“In early modern England the word ​‘gossip’ referred to companions in childbirth not limited to the midwife. It also became a term for women friends, with no necessary derogatory connotations,” writes Silvia Federici in her book Witches, Witch–Hunting, and Women.

A trait societally attributed as inherently female, how did “gossip” become a word describing an evil trait? 

Federici notes that, throughout the years, as suspicions of witchcraft arose, so did suspicions of women's true intentions when gathering to talk with their friends. She writes that “In 1547, ​​‘a proclamation was issued forbidding women to meet together to babble and talk’ and ordering husbands to ​‘keep their wives in their houses.’” From then on, gossip assumed its negative connotation. 
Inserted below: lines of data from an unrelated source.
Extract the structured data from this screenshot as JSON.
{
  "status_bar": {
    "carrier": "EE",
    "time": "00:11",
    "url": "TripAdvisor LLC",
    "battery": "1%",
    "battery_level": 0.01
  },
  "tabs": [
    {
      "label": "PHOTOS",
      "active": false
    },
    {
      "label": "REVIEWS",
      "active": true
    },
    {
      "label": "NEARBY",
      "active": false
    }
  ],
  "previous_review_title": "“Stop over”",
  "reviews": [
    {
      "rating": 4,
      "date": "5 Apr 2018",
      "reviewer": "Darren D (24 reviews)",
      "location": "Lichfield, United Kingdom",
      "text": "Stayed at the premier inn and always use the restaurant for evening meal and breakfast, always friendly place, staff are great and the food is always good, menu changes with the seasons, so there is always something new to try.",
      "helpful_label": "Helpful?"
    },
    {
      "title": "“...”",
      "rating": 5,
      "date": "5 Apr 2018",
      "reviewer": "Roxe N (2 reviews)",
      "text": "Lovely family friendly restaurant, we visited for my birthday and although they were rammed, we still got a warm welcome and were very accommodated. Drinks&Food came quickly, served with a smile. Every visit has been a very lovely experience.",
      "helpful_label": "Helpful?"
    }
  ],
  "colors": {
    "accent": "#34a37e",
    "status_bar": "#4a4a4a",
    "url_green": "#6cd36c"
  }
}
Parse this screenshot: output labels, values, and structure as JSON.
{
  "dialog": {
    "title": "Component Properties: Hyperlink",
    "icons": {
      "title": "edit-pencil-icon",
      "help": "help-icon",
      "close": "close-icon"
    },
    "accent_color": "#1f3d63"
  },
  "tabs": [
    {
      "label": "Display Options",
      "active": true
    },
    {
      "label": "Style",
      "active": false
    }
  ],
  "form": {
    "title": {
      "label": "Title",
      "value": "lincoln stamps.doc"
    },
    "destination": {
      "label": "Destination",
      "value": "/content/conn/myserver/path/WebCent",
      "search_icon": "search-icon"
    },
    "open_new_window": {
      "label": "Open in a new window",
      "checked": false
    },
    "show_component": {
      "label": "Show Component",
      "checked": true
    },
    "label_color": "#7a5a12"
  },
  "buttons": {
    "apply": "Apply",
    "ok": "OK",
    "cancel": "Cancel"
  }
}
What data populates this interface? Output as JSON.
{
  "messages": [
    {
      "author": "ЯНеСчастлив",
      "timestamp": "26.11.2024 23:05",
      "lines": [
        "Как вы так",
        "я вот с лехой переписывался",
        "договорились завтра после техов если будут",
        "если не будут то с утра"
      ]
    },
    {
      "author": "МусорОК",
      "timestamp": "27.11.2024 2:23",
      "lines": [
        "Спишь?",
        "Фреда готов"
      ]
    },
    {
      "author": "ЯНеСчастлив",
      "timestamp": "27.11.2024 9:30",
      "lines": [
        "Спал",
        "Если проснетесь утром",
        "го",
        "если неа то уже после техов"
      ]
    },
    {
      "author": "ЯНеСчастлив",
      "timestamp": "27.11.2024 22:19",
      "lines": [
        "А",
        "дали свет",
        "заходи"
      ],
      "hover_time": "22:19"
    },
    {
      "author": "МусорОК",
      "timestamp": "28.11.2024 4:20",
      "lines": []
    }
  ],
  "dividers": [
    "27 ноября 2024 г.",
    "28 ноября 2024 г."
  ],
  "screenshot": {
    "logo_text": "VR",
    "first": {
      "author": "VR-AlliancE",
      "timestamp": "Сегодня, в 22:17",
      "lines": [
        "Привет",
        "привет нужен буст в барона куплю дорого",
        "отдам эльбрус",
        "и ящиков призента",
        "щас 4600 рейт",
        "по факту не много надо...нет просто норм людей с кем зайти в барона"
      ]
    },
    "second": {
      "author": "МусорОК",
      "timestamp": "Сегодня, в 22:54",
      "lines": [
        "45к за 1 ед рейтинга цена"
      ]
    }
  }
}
These witch trials strained female friendships. Take, for example, The Crucible by Arthur Miller, where universal claims that a girl is a witch arise, doubled down as a result of herd mentality. Despite being a fictional work, The Crucible illustrates the dangers of such thought processes and how fragile all relationships, although especially all–female ones, really were. 

Gossip emerged as a gendered term that continues to be gendered. We don’t refer to men as having “gossip sessions,” and when we picture a group of people gossiping, chances are, the group is made up of only women. In fact, men participating in gossip with other women is seen as out of the ordinary. One Twitter user tweeted, “My boyfriend already knew the hailey selena gossip, a cheater.” When a piece of gossip extends to men, we assume that he has learned about it from a woman, thus the (joking) comment that he is “a cheater.” 

In reality, men “gossip” just as much as women do— it’s just not labeled as such. It’s instead referred to as “locker room talk” or “banter” because it is not vilified the same way gossip is. 

As gossip became a derogatory term referring to women blabbering, the generalization that women merely talking is evil became widespread. Even today, we use gossip to refer to something inherently negative that we ought to avoid.

But gossip has its benefits. In TIME magazine, Sophia Gottfried explains that gossiping can both calm the body and “promote cooperation by spreading important information.” It also ensures that people are not being treated unfairly, allowing them to discuss any harmful actions and act upon them. Plus, gossip forms connections—we can learn what traits the other person values.

This spread of important information can occur on a larger scale as well. Salary Transparent Street, founded by Hannah Williams, interviews random people and asks their occupation, salary, and background. Williams believed that pay transparency is crucial to helping job seekers and employees advocate for themselves. The social media account discusses a topic that has been, and continues to be, taboo. Williams effectively uses the act of talking about other people and their pay—and thus gossip—to better equip people with the knowledge needed to ensure that they are being fairly compensated for their labor. 

So, then, to what extent is gossip good? The line is now blurry. 

Matthew Feinberg, an assistant professor of organizational behavior at the University of Toronto quoted in Gottfried’s article, believes that “some types of gossip that should be avoided, such as gossip that is purely harmful and serves no greater purpose—like mean comments about someone’s looks.” 

Instagram user @deuxmoi is a celebrity gossip page, where people submit blind items via Instagram DM, and the user reposts the items on their story. The 24–hour lifetime of the story tends to make the content feel somewhat less concrete. Fletcher Peters for Daily Beast believes that although Deuxmoi’s blind items do not necessarily deem the user malicious, “the way the account normalizes airing the most private, specific details about celebrities’ private lives, from relationships to whereabouts, veers on villainy.” 

Peters believes that “where celebs dine, where they live, their heartbreak and secret relationships” is not information that the general public needs to know. Peters cites Rapper PnB’s death in 2022, where cops stated that an Instagram post with the rapper’s location may have led to his killers finding him. Words and knowledge can have dire consequences.

Ultimately, the problem isn’t gossip itself. It’s learning to reflect on what we are saying. Gossip about facts and general happenings can, in fact, be beneficial—just use your own discretion, as in any avenue of life.